The University of Alabama has reported that 1,043 students at its Tuscaloosa campus tested positive to COVID-19 since the school started in-person classes on August 19. There were also over 150 cases at its Birmingham campus and 10 at its Huntsville campus as well. Mayor of Tuscaloosa, Walt Maddox, said the unprecedented number of infections at the university is a threat to the local economy.

1,043 Students Test Positive to COVID-19 in University of Alabama Since August 19 Classes Started

The university has 38,000 students and their impacts on the local economy are very significant, Maddox hinted. He noted that with almost 1,300 coronavirus-infected students at the university, the healthcare and economy of the city may take a direct hit. This indicates that the communities surrounding the university may be at risk given that many of the students live off-campus and contribute to the local economy.

“We don’t know what the community spread maybe,” Maddox said. “We’re also talking about thousands of jobs that are at risk in our community if there aren’t in-person classes. There’s a lot on the line.”

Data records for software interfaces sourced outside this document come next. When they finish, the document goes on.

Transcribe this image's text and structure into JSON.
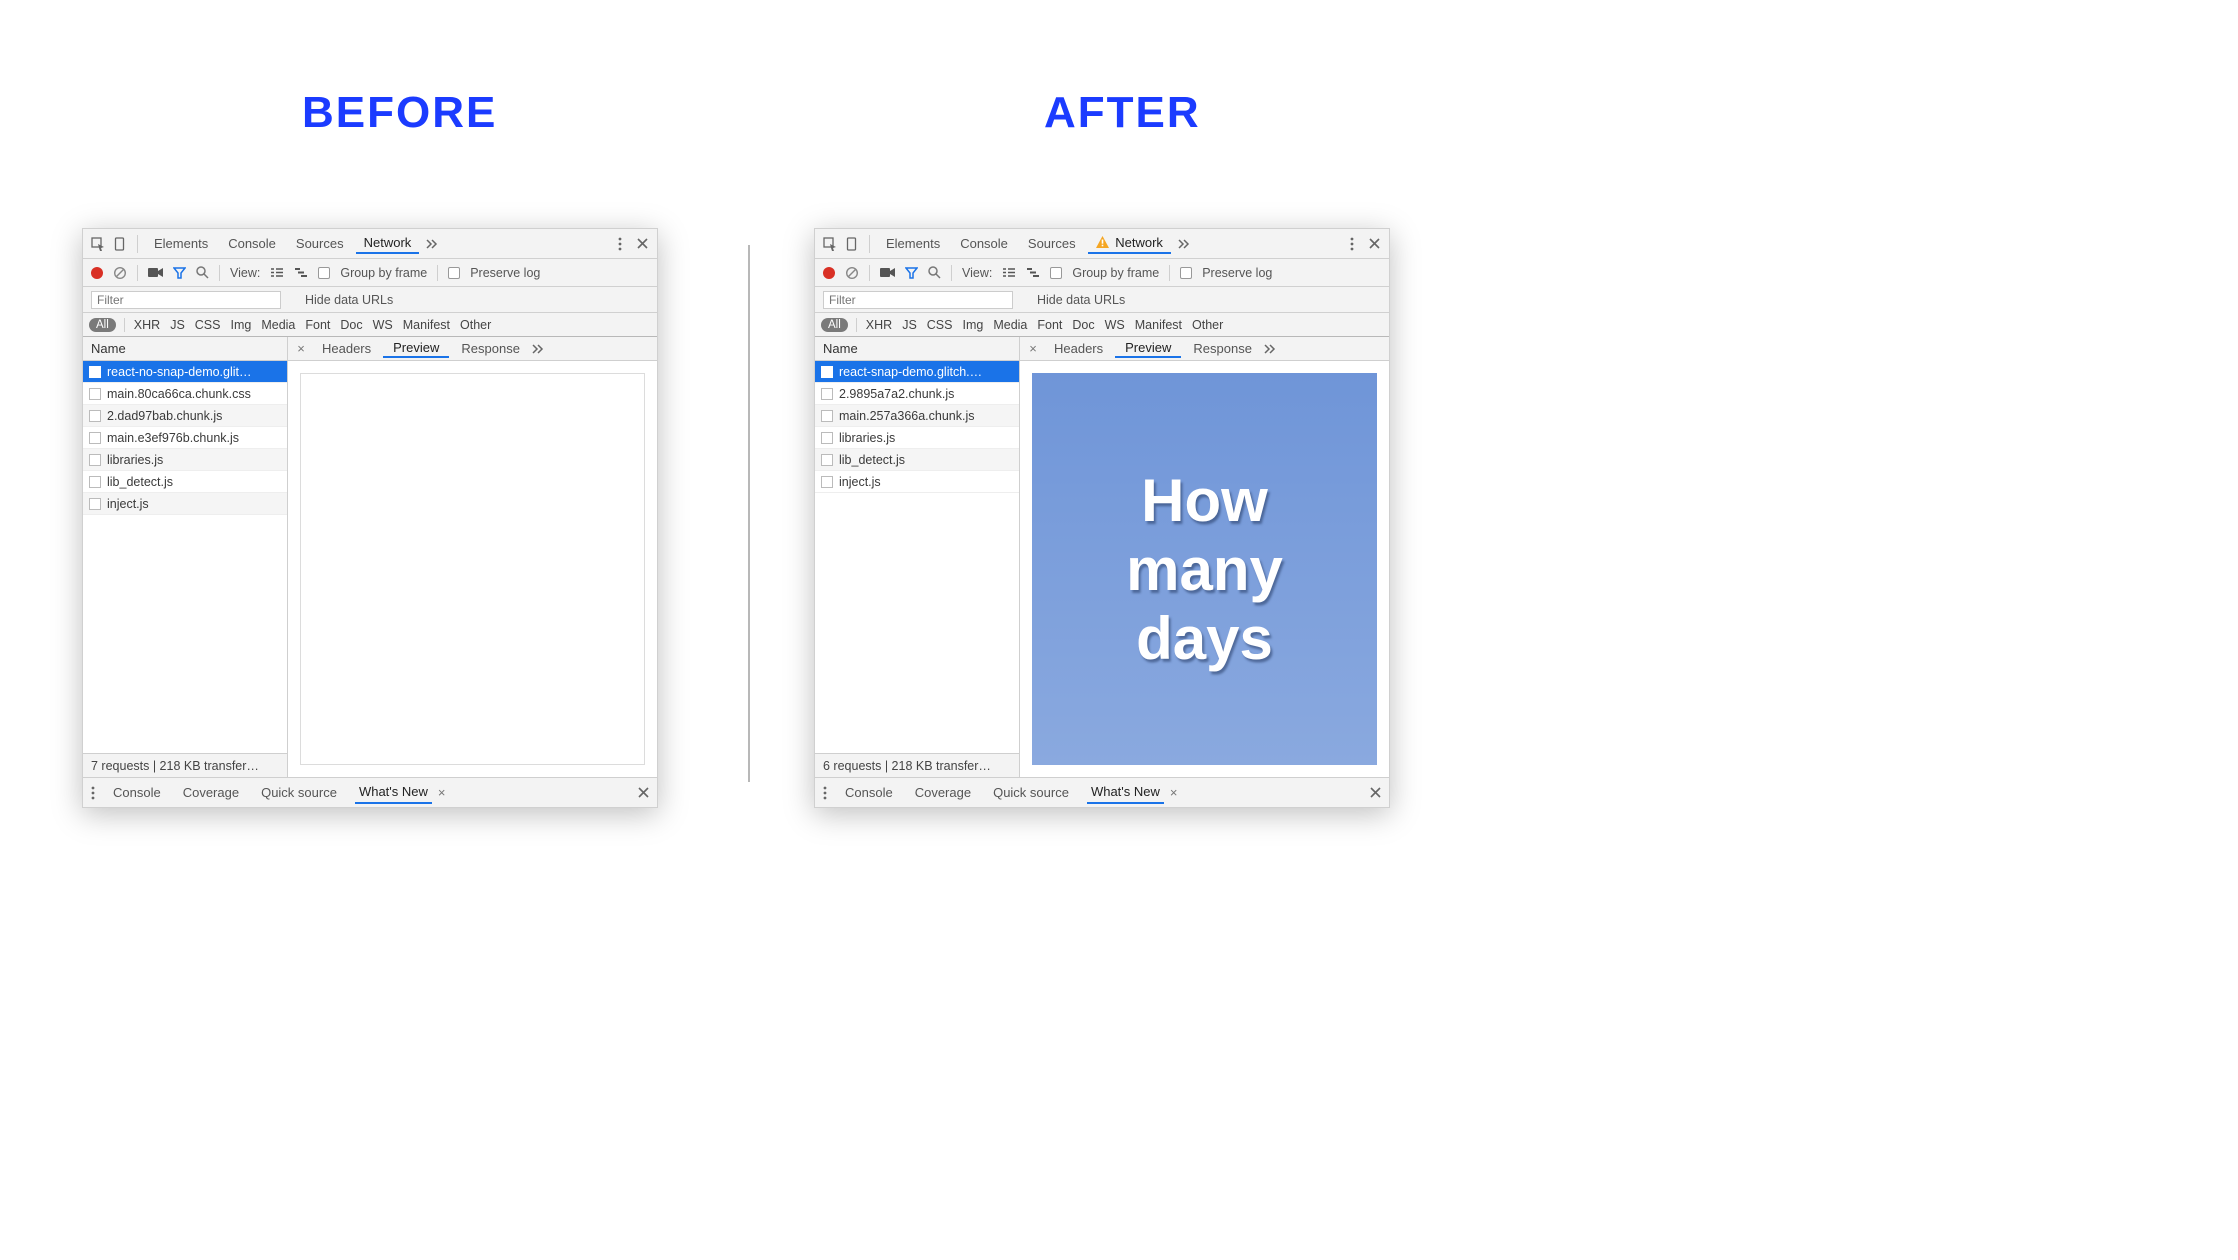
{
  "headings": {
    "before": "BEFORE",
    "after": "AFTER"
  },
  "tabs": {
    "elements": "Elements",
    "console": "Console",
    "sources": "Sources",
    "network": "Network"
  },
  "toolbar": {
    "view": "View:",
    "group_by_frame": "Group by frame",
    "preserve_log": "Preserve log"
  },
  "filter": {
    "placeholder": "Filter",
    "hide_data_urls": "Hide data URLs"
  },
  "types": {
    "all": "All",
    "xhr": "XHR",
    "js": "JS",
    "css": "CSS",
    "img": "Img",
    "media": "Media",
    "font": "Font",
    "doc": "Doc",
    "ws": "WS",
    "manifest": "Manifest",
    "other": "Other"
  },
  "list_header": "Name",
  "detail_tabs": {
    "headers": "Headers",
    "preview": "Preview",
    "response": "Response"
  },
  "drawer": {
    "console": "Console",
    "coverage": "Coverage",
    "quick_source": "Quick source",
    "whats_new": "What's New"
  },
  "before": {
    "requests": [
      "react-no-snap-demo.glit…",
      "main.80ca66ca.chunk.css",
      "2.dad97bab.chunk.js",
      "main.e3ef976b.chunk.js",
      "libraries.js",
      "lib_detect.js",
      "inject.js"
    ],
    "status": "7 requests | 218 KB transfer…",
    "has_warning": false,
    "preview_text": [
      "",
      "",
      ""
    ]
  },
  "after": {
    "requests": [
      "react-snap-demo.glitch.…",
      "2.9895a7a2.chunk.js",
      "main.257a366a.chunk.js",
      "libraries.js",
      "lib_detect.js",
      "inject.js"
    ],
    "status": "6 requests | 218 KB transfer…",
    "has_warning": true,
    "preview_text": [
      "How",
      "many",
      "days"
    ]
  }
}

As a first step to curtail the spread of the pandemic, the mayor ordered bars to be shut down for two weeks, while the university authorities equally suspended all physical students’ activities and limited attendance to Greek houses. Meanwhile, the authorities have provided facilities for quarantining positive students while contact tracing has commenced. As it stands, no student has been hospitalized as a result of the pandemic and the university said infection did not spread in classrooms.

“Our top priority at the University of Alabama is the safety of our students, faculty, and staff,” said Monica Watts, a university spokeswoman. “As we prepared for the fall semester, we developed one of the most comprehensive testing and entry programs in the nation. We continue to update the plan and fine-tune our strategies daily.”

Howard Forman, a public health professor at Yale University, expressed worries for the students at the University of Alabama, faculty staff, and workers, as well as the surrounding communities. A student, Amalia Halpin, said she is dropping out of the school because the university is converting her dorm to an isolation facility, and the same has been reported in other universities across the country.

With almost 180,000 already dead from coronavirus in the United States, more than 46,500 new infections were reported nationwide on Saturday alone.